- Stored dataset items
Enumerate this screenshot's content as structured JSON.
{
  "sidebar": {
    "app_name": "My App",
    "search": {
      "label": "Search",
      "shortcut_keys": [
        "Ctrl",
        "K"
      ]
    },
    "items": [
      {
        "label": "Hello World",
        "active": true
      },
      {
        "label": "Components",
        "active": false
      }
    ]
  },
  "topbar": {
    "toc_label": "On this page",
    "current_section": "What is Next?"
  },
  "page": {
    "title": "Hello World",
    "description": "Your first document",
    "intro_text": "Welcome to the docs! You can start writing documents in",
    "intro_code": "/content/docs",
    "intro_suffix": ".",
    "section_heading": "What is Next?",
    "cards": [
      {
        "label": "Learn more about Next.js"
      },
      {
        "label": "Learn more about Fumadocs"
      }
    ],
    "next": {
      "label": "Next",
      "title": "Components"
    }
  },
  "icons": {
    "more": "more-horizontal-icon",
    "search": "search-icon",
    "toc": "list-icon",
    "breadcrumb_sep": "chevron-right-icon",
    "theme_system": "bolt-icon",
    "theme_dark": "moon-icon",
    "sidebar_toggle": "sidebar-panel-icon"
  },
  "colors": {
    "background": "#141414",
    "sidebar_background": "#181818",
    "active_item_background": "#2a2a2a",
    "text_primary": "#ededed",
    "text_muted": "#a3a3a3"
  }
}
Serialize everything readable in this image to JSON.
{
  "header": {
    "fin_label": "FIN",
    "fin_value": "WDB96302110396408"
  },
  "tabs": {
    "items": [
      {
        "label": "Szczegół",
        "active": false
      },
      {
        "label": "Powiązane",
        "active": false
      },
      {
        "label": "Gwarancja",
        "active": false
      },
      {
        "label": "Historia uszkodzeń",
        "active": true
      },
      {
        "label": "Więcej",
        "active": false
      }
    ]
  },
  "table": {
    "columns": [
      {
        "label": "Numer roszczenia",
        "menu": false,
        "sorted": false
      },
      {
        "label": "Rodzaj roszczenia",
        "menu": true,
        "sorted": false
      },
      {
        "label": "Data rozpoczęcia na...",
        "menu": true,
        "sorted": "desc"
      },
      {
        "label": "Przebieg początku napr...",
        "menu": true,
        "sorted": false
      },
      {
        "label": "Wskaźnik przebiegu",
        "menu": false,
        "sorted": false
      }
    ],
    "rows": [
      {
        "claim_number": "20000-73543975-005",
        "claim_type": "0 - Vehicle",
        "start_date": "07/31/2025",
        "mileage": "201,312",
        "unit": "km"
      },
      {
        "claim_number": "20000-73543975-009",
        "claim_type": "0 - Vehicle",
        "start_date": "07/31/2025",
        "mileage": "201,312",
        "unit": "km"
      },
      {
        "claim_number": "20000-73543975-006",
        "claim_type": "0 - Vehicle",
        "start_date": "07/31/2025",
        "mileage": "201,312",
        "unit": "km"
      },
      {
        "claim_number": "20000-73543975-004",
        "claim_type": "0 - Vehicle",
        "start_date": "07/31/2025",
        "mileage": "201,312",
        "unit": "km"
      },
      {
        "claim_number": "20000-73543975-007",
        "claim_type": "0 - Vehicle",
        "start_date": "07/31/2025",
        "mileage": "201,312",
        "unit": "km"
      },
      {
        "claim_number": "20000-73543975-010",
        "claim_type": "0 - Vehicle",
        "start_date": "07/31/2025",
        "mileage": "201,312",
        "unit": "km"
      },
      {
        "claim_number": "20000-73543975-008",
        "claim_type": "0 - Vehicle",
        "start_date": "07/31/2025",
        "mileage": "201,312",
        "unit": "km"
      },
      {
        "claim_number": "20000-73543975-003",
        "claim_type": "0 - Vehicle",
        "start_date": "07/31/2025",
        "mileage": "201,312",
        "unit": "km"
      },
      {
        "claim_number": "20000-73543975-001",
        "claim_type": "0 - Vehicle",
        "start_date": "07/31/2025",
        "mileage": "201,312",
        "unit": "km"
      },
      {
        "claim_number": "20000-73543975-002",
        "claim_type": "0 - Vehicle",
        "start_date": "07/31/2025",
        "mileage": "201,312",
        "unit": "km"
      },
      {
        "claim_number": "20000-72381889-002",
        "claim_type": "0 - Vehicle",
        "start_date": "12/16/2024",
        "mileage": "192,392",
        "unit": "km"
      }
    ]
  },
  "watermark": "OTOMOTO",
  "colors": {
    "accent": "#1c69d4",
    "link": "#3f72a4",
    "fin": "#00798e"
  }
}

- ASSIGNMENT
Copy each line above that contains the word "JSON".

- TASK RESPONSE
Enumerate this screenshot's content as structured JSON.
Serialize everything readable in this image to JSON.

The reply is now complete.